Duterte wants US forces out of southern Philippines - but nobody told the Americans
Philippine president said US military presence could complicate offensives against Islamist militants notorious for beheading Westerners
The United States said the Philippine government had not officially communicated President Rodrigo Duterte’s demand to pull US military advisers out of the rebellion-torn southern Philippines.
Since 2002, up to 600 US advisers have been deployed in the Mindanao region to train troops battling Muslim extremists but their numbers have been scaled down in recent years.
A week after using a slur in anticipation of a meeting with US President Barack Obama, the incendiary leader said Monday US Special Forces in the region “have to go”.
Foreign Secretary Perfecto Yasay however attempted to downplay Duterte’s comments, saying Tuesday they were “in the context of wanting to save the lives of these Americans who might be exposing themselves to unnecessary risk” from militant attacks.
In Washington, the Pentagon and State Department said they had not been officially contacted by Manila about pulling out the remaining advisers, who Yasay said now numbered about 100.
“We will continue to consult closely with our Filipino partners to appropriately tailor our assistance to whatever approach the new administration adopts,” Pentagon spokesman Gary Ross said.
White House spokesman Josh Earnest emphasised shared concerns and interests with the Philippines, then took a thinly veiled swipe at Duterte.
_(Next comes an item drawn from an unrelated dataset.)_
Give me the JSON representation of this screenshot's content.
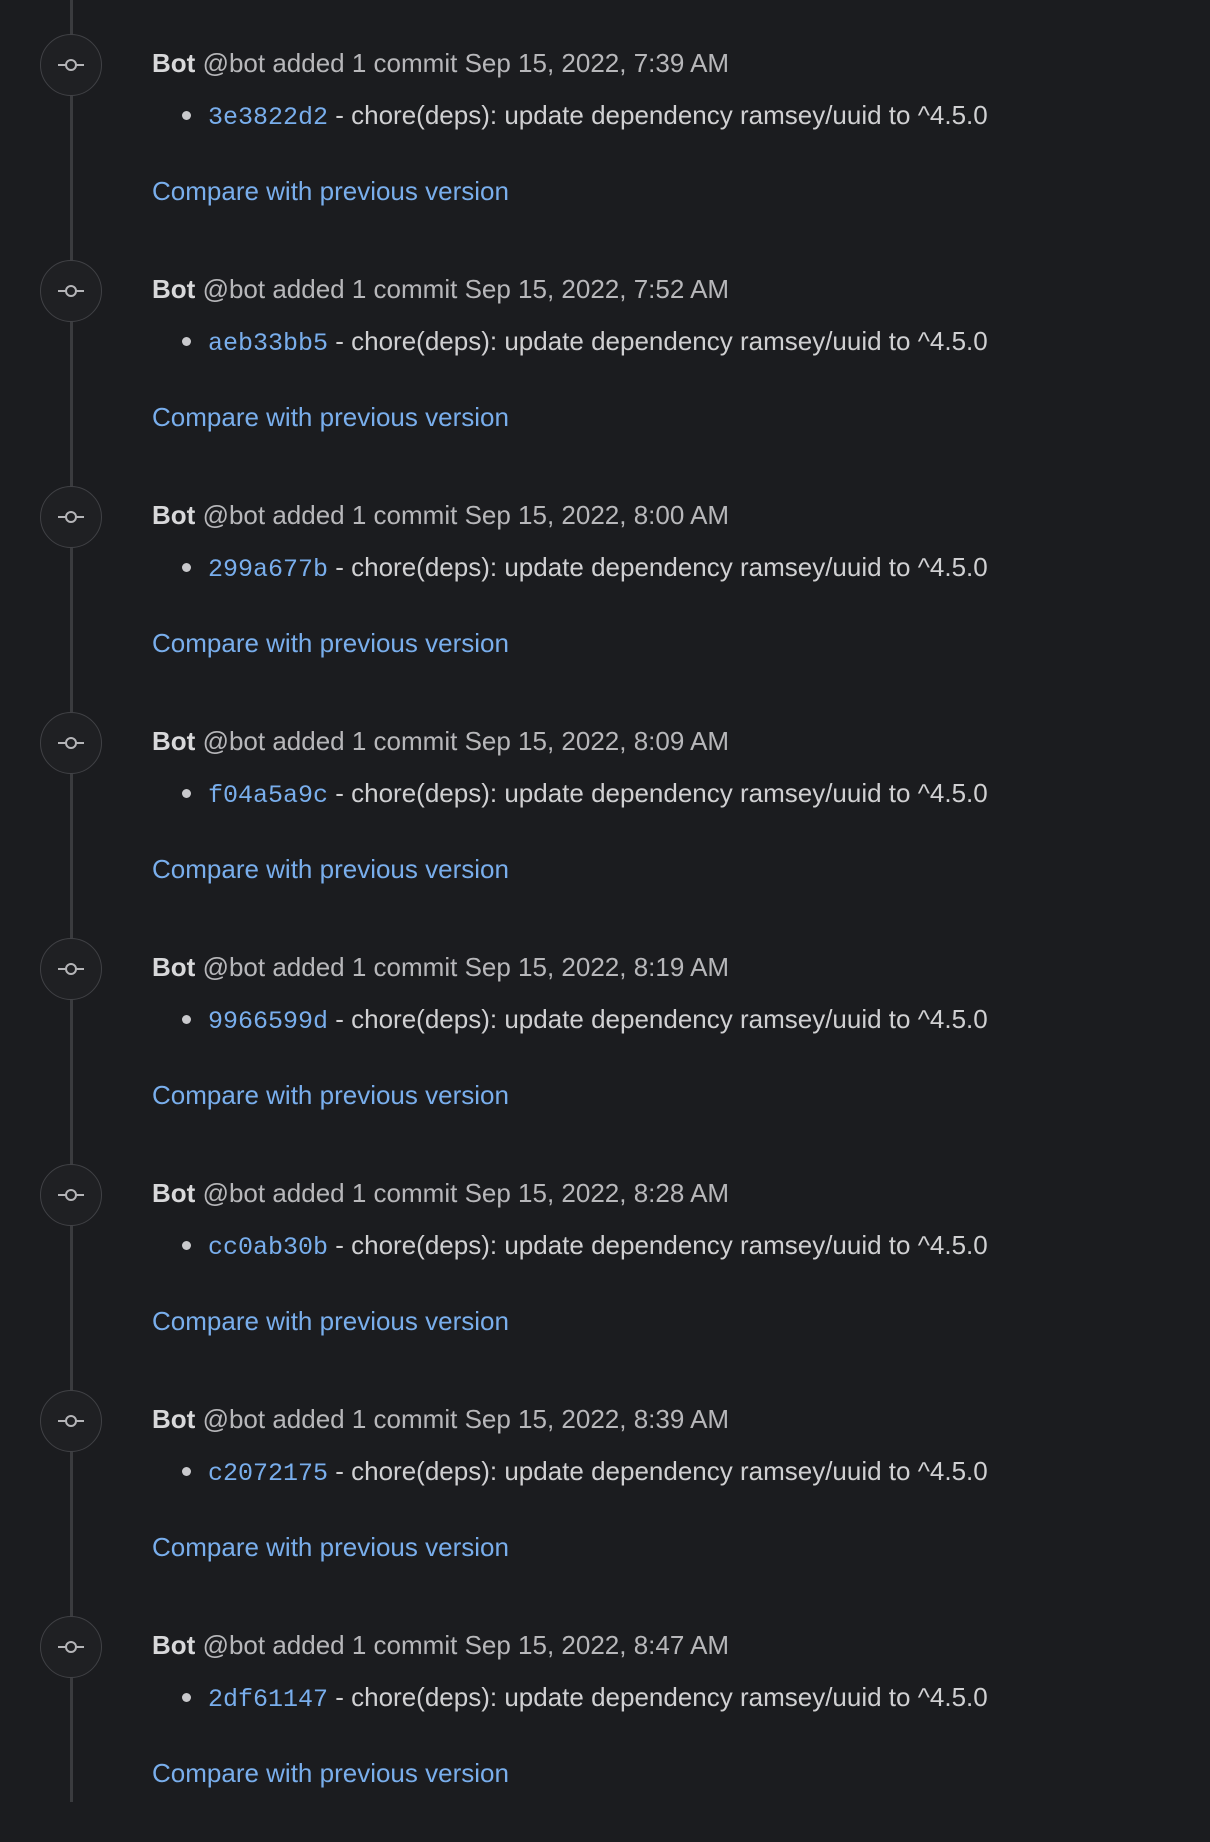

Earnest appeared to compare Duterte - who won a May election by a huge margin - to Donald Trump, the outspoken Republican candidate in the November 8 presidential election.
“Elections do say a lot about what kind of person is going to represent your country on the international stage...” he told a regular news briefing.
“That’s certainly something that the Filipino people are well aware of.”
Yasay confirmed the allies had not discussed Duterte’s demand.
Duterte, 71, has said he is “not a fan” of the United States and on Monday explained his demand by showing pictures of US troops killing Muslims as America took control of its new colony in the early 1900s.
He has said the spat was triggered by State Department criticism of his controversial war on drug crime, which has left about 3,000 people dead since he began his six-year term in July.
Obama has said Duterte must conduct his crime war “the right way”, protecting human rights.
Yasay stressed that Duterte’s new comments did not signal a shift in policy, and that ties with the US remained strong.
The president only wanted to protect Americans from kidnappings and terrorism as they had become “a very good target”, Yasay said.
“There is no shift in so far as our policy is concerned with respect to our close friendship with the Americans.”
Yasay, who was heading to Washington for talks, added the Duterte administration would honour existing defence agreements including a 2014 accord giving the US military access to at least five Philippine bases, one of them in Mindanao.
His comments were in sharp contrast to an initial explanation by Duterte spokesman Ernesto Abella, who said the demand “reflects (Duterte’s) new direction towards coursing an independent foreign policy”.
While Duterte can say different things on different days - in part because his nationalist outbursts help bolster his strongman image in the Philippines - for now at least he seems to be moving away from close military ally the US and toward main trading partner China, even though the countries have a long running territorial dispute.
On Monday, just days after expressing regret that his strong language had “come across as a personal attack” on Obama, he insisted he snubbed the US leader after their scheduled bilateral meeting in Laos was cancelled last week.
The fiery Filipino leader said he skipped another meeting there between Obama and Southeast Asian leaders, following US criticism of Manila’s anti-crime campaign
“I purposely did not attend the bilateral talks between Asean countries and the president of the United States,” Duterte said.
“I really skipped that one.”
“You just cannot (lecture) a president of a sovereign state. Even Obama. It would have been wrong for him to do that. That is why I disrespected them.”
The Laos meeting however did provide an opportunity for Duterte to engage China directly.
On one evening, Duterte - sporting a black-velvet suit - was seen at the venue walking over and introducing himself to Chinese Premier Li Keqiang for the first time.
“If you want to work on the side of peace, you shake the hand of the person right next to you,” Martin Andanar, Duterte’s communications secretary and former television news anchor, said.
Additional reporting by Bloomberg and Reuters